‘Tek Force Wid Force’
Paul Shirley describes the freedom struggles of African Americans in the Bahamas after the American War of Independence.
On November 7th, 1775, John Murray, Earl of Dunmore and royal Governor of Virginia, called upon ‘every Person capable of bearing Arms to His Majesty’s Standard, or be looked upon as Traitors’. The outbreak of open hostilities in Virginia lagged somewhat behind the opening shots of the American War of Independence, fired that April at Lexington and Concord. But Dunmore raised the stakes hugely when he declared ‘all indentured Servants, Negroes, or others … free that are able and willing to bear Arms … for the more speedily reducing this Colony to a proper Sense of their Duty’. By December, he had raised an ‘Ethiopian Regiment’ of 300 African Americans, their uniforms inscribed with the rallying-cry ‘Liberty to Slaves.’

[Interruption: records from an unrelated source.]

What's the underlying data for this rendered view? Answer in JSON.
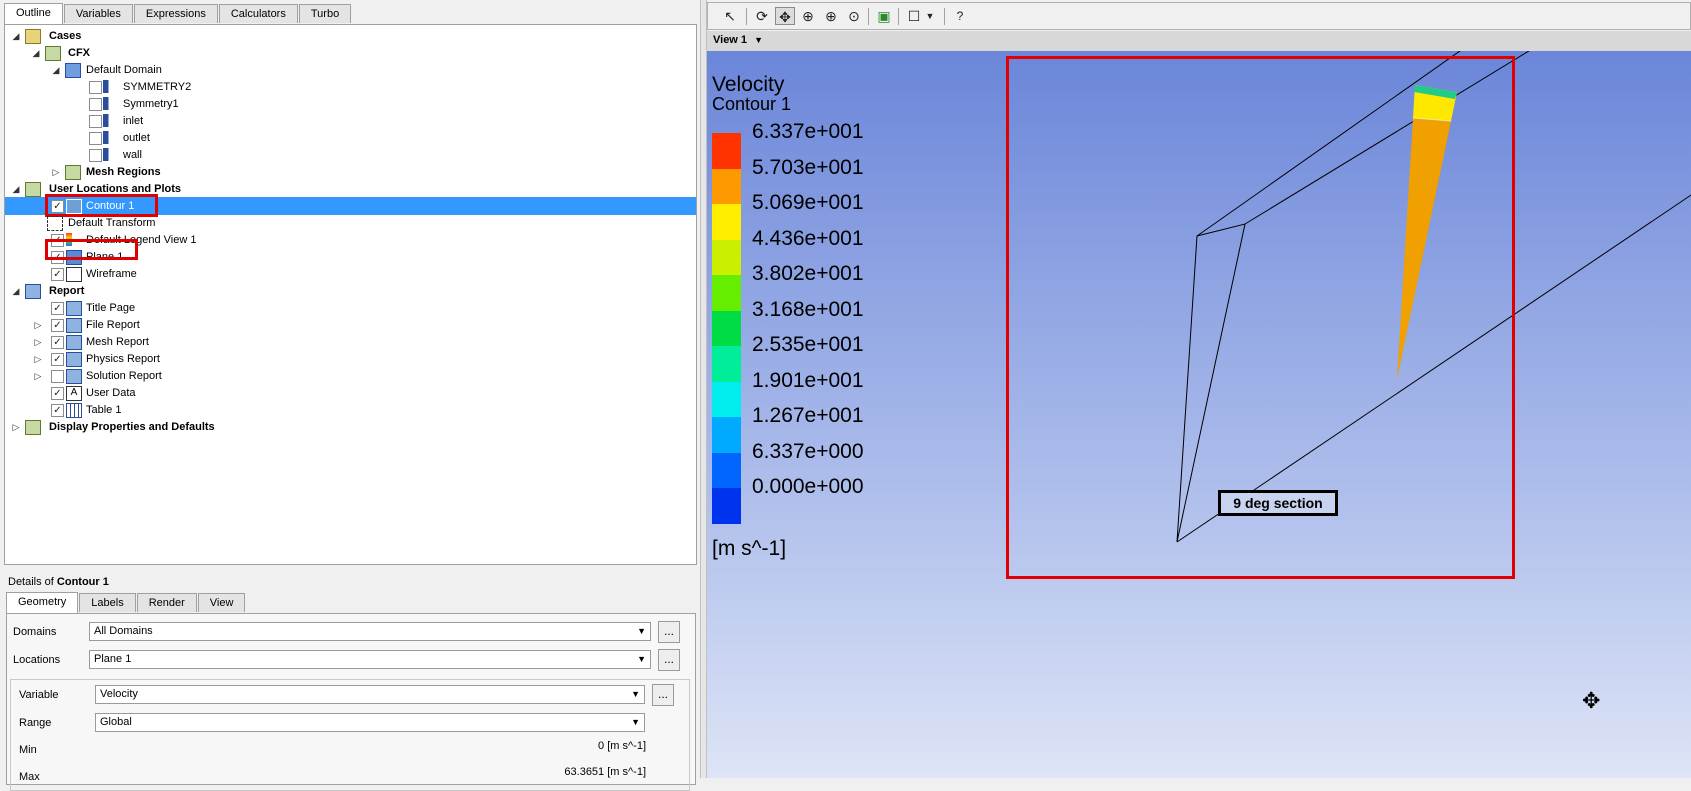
{
  "outline_tabs": [
    "Outline",
    "Variables",
    "Expressions",
    "Calculators",
    "Turbo"
  ],
  "tree": {
    "cases": "Cases",
    "cfx": "CFX",
    "default_domain": "Default Domain",
    "boundaries": [
      "SYMMETRY2",
      "Symmetry1",
      "inlet",
      "outlet",
      "wall"
    ],
    "mesh_regions": "Mesh Regions",
    "user_locations": "User Locations and Plots",
    "contour1": "Contour 1",
    "default_transform": "Default Transform",
    "default_legend": "Default Legend View 1",
    "plane1": "Plane 1",
    "wireframe": "Wireframe",
    "report": "Report",
    "report_items": [
      "Title Page",
      "File Report",
      "Mesh Report",
      "Physics Report",
      "Solution Report",
      "User Data",
      "Table 1"
    ],
    "display_props": "Display Properties and Defaults"
  },
  "details": {
    "prefix": "Details of ",
    "object": "Contour 1",
    "tabs": [
      "Geometry",
      "Labels",
      "Render",
      "View"
    ],
    "domains_label": "Domains",
    "domains_value": "All Domains",
    "locations_label": "Locations",
    "locations_value": "Plane 1",
    "variable_label": "Variable",
    "variable_value": "Velocity",
    "range_label": "Range",
    "range_value": "Global",
    "min_label": "Min",
    "min_value": "0 [m s^-1]",
    "max_label": "Max",
    "max_value": "63.3651 [m s^-1]",
    "dots": "..."
  },
  "viewer": {
    "view_name": "View 1",
    "legend_title": "Velocity",
    "legend_subtitle": "Contour 1",
    "legend_values": [
      "6.337e+001",
      "5.703e+001",
      "5.069e+001",
      "4.436e+001",
      "3.802e+001",
      "3.168e+001",
      "2.535e+001",
      "1.901e+001",
      "1.267e+001",
      "6.337e+000",
      "0.000e+000"
    ],
    "legend_colors": [
      "#ff3300",
      "#ff9900",
      "#ffee00",
      "#ccee00",
      "#66ee00",
      "#00dd44",
      "#00ee99",
      "#00eeee",
      "#00aaff",
      "#0066ff",
      "#0033ee"
    ],
    "legend_unit": "[m s^-1]",
    "annotation": "9 deg section"
  },
  "colors": {
    "selection": "#3399ff",
    "highlight_box": "#e00000"
  }
}
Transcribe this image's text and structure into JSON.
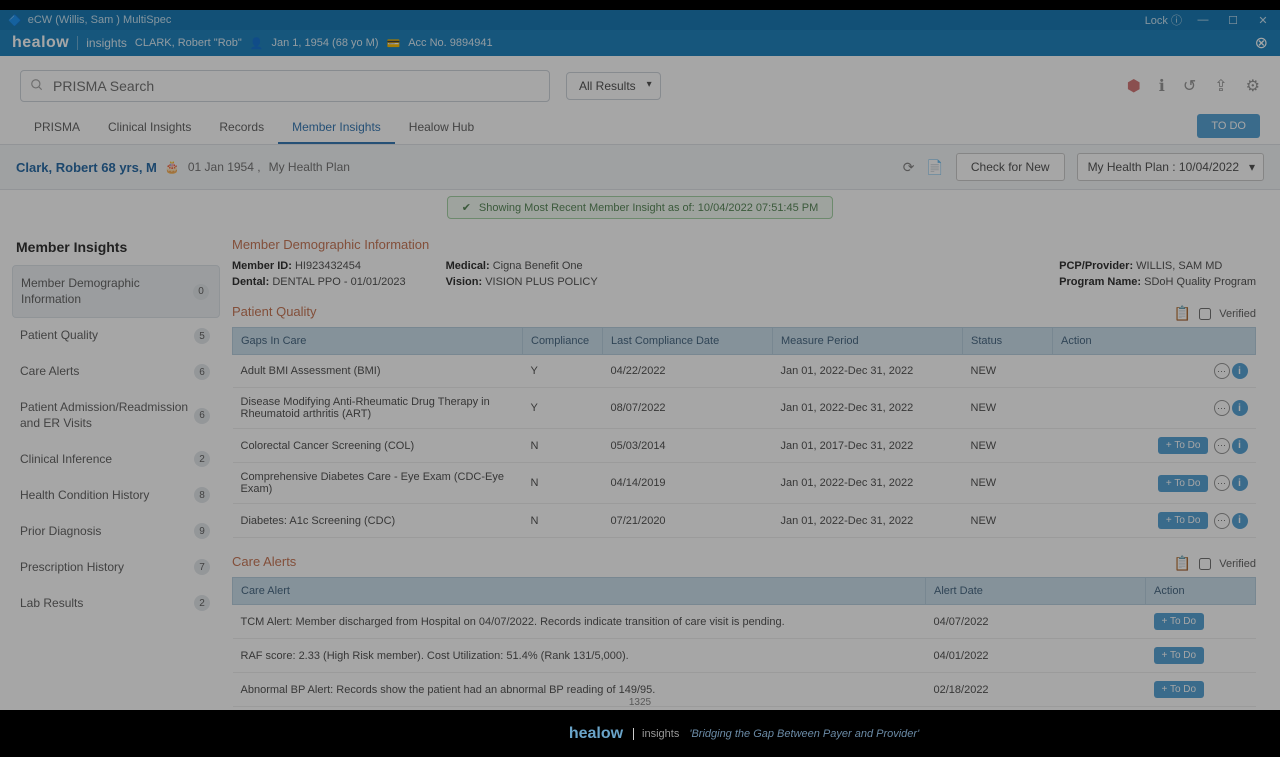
{
  "titlebar": {
    "title": "eCW (Willis, Sam ) MultiSpec",
    "lock": "Lock"
  },
  "appbar": {
    "brand": "healow",
    "brand_sub": "insights",
    "patient": "CLARK, Robert \"Rob\"",
    "dob": "Jan 1, 1954 (68 yo M)",
    "acc": "Acc No. 9894941"
  },
  "toolbar": {
    "search_placeholder": "PRISMA Search",
    "results": "All Results"
  },
  "tabs": {
    "items": [
      "PRISMA",
      "Clinical Insights",
      "Records",
      "Member Insights",
      "Healow Hub"
    ],
    "todo": "TO DO"
  },
  "patientbar": {
    "name": "Clark, Robert 68 yrs, M",
    "dob": "01 Jan 1954 ,",
    "plan_short": "My Health Plan",
    "check": "Check for New",
    "plan_dd": "My Health Plan : 10/04/2022"
  },
  "banner": "Showing Most Recent Member Insight as of: 10/04/2022 07:51:45 PM",
  "sidebar": {
    "title": "Member Insights",
    "items": [
      {
        "label": "Member Demographic Information",
        "badge": "0"
      },
      {
        "label": "Patient Quality",
        "badge": "5"
      },
      {
        "label": "Care Alerts",
        "badge": "6"
      },
      {
        "label": "Patient Admission/Readmission and ER Visits",
        "badge": "6"
      },
      {
        "label": "Clinical Inference",
        "badge": "2"
      },
      {
        "label": "Health Condition History",
        "badge": "8"
      },
      {
        "label": "Prior Diagnosis",
        "badge": "9"
      },
      {
        "label": "Prescription History",
        "badge": "7"
      },
      {
        "label": "Lab Results",
        "badge": "2"
      }
    ]
  },
  "demo": {
    "title": "Member Demographic Information",
    "member_id_l": "Member ID:",
    "member_id_v": "HI923432454",
    "dental_l": "Dental:",
    "dental_v": "DENTAL PPO - 01/01/2023",
    "medical_l": "Medical:",
    "medical_v": "Cigna Benefit One",
    "vision_l": "Vision:",
    "vision_v": "VISION PLUS POLICY",
    "pcp_l": "PCP/Provider:",
    "pcp_v": "WILLIS, SAM MD",
    "prog_l": "Program Name:",
    "prog_v": "SDoH Quality Program"
  },
  "quality": {
    "title": "Patient Quality",
    "verified": "Verified",
    "headers": [
      "Gaps In Care",
      "Compliance",
      "Last Compliance Date",
      "Measure Period",
      "Status",
      "Action"
    ],
    "rows": [
      {
        "gap": "Adult BMI Assessment (BMI)",
        "comp": "Y",
        "date": "04/22/2022",
        "period": "Jan 01, 2022-Dec 31, 2022",
        "status": "NEW",
        "todo": false
      },
      {
        "gap": "Disease Modifying Anti-Rheumatic Drug Therapy in Rheumatoid arthritis (ART)",
        "comp": "Y",
        "date": "08/07/2022",
        "period": "Jan 01, 2022-Dec 31, 2022",
        "status": "NEW",
        "todo": false
      },
      {
        "gap": "Colorectal Cancer Screening (COL)",
        "comp": "N",
        "date": "05/03/2014",
        "period": "Jan 01, 2017-Dec 31, 2022",
        "status": "NEW",
        "todo": true
      },
      {
        "gap": "Comprehensive Diabetes Care - Eye Exam (CDC-Eye Exam)",
        "comp": "N",
        "date": "04/14/2019",
        "period": "Jan 01, 2022-Dec 31, 2022",
        "status": "NEW",
        "todo": true
      },
      {
        "gap": "Diabetes: A1c Screening (CDC)",
        "comp": "N",
        "date": "07/21/2020",
        "period": "Jan 01, 2022-Dec 31, 2022",
        "status": "NEW",
        "todo": true
      }
    ],
    "todo_label": "+ To Do"
  },
  "alerts": {
    "title": "Care Alerts",
    "verified": "Verified",
    "headers": [
      "Care Alert",
      "Alert Date",
      "Action"
    ],
    "rows": [
      {
        "alert": "TCM Alert: Member discharged from Hospital on 04/07/2022. Records indicate transition of care visit is pending.",
        "date": "04/07/2022"
      },
      {
        "alert": "RAF score: 2.33 (High Risk member). Cost Utilization: 51.4% (Rank 131/5,000).",
        "date": "04/01/2022"
      },
      {
        "alert": "Abnormal BP Alert: Records show the patient had an abnormal BP reading of 149/95.",
        "date": "02/18/2022"
      }
    ],
    "todo_label": "+ To Do"
  },
  "footer": {
    "brand": "healow",
    "brand_sub": "insights",
    "tag": "'Bridging the Gap Between Payer and Provider'"
  },
  "time": "1325"
}
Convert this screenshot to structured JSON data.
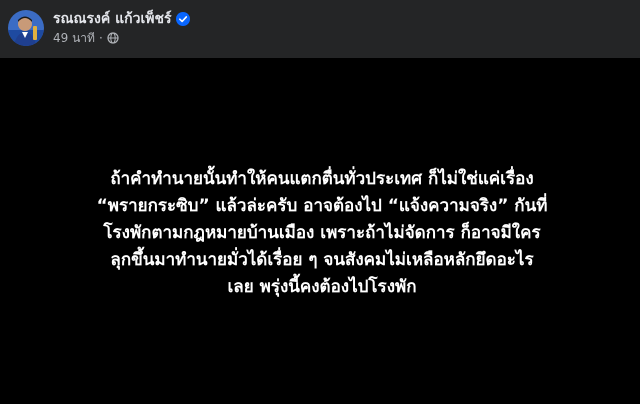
{
  "post": {
    "author_name": "รณณรงค์ แก้วเพ็ชร์",
    "verified": true,
    "timestamp": "49 นาที",
    "separator": "·",
    "audience_icon": "globe-icon",
    "verified_icon": "verified-badge-icon",
    "text_background": "#000000",
    "text": "ถ้าคำทำนายนั้นทำให้คนแตกตื่นทั่วประเทศ ก็ไม่ใช่แค่เรื่อง\n“พรายกระซิบ” แล้วล่ะครับ อาจต้องไป “แจ้งความจริง” กันที่\nโรงพักตามกฎหมายบ้านเมือง เพราะถ้าไม่จัดการ ก็อาจมีใคร\nลุกขึ้นมาทำนายมั่วได้เรื่อย ๆ จนสังคมไม่เหลือหลักยึดอะไร\nเลย พรุ่งนี้คงต้องไปโรงพัก"
  },
  "colors": {
    "page_bg": "#242526",
    "primary_text": "#e4e6eb",
    "secondary_text": "#b0b3b8",
    "verified_blue": "#0866ff"
  }
}
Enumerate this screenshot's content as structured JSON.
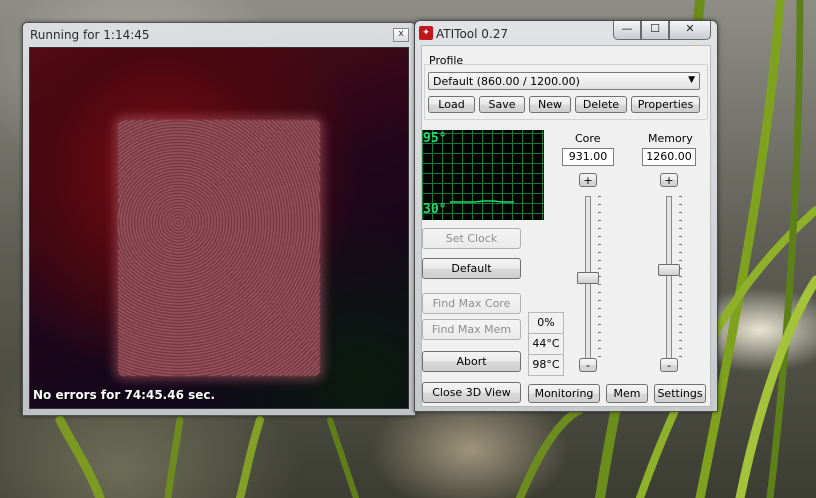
{
  "stress_window": {
    "title": "Running for 1:14:45",
    "close_glyph": "x",
    "status": "No errors for 74:45.46 sec."
  },
  "atitool": {
    "title": "ATITool 0.27",
    "caption_buttons": {
      "minimize": "—",
      "maximize": "☐",
      "close": "✕"
    },
    "profile": {
      "group_label": "Profile",
      "selected": "Default (860.00 / 1200.00)",
      "buttons": {
        "load": "Load",
        "save": "Save",
        "new": "New",
        "delete": "Delete",
        "properties": "Properties"
      }
    },
    "temp_graph": {
      "max_label": "95°",
      "min_label": "30°",
      "line_color": "#20e06a"
    },
    "core": {
      "label": "Core",
      "value": "931.00",
      "plus": "+",
      "minus": "-",
      "level": 0.5
    },
    "memory": {
      "label": "Memory",
      "value": "1260.00",
      "plus": "+",
      "minus": "-",
      "level": 0.55
    },
    "actions": {
      "set_clock": "Set Clock",
      "default": "Default",
      "find_max_core": "Find Max Core",
      "find_max_mem": "Find Max Mem",
      "abort": "Abort"
    },
    "stats": {
      "load": "0%",
      "temp_current": "44°C",
      "temp_max": "98°C"
    },
    "footer": {
      "close_3d": "Close 3D View",
      "monitoring": "Monitoring",
      "mem": "Mem",
      "settings": "Settings"
    }
  }
}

Although Dunmore was quickly defeated in Virginia, American and British leaders were alert to the potentially explosive implications of his actions. In 1775, one in five Americans were black, and the vast majority of them were slaves. For the Founding Fathers, African Americans were certainly not ‘created equal’; rather, they were racially inferior ‘domestic enemies’. James Madison of Virginia feared that slavery was: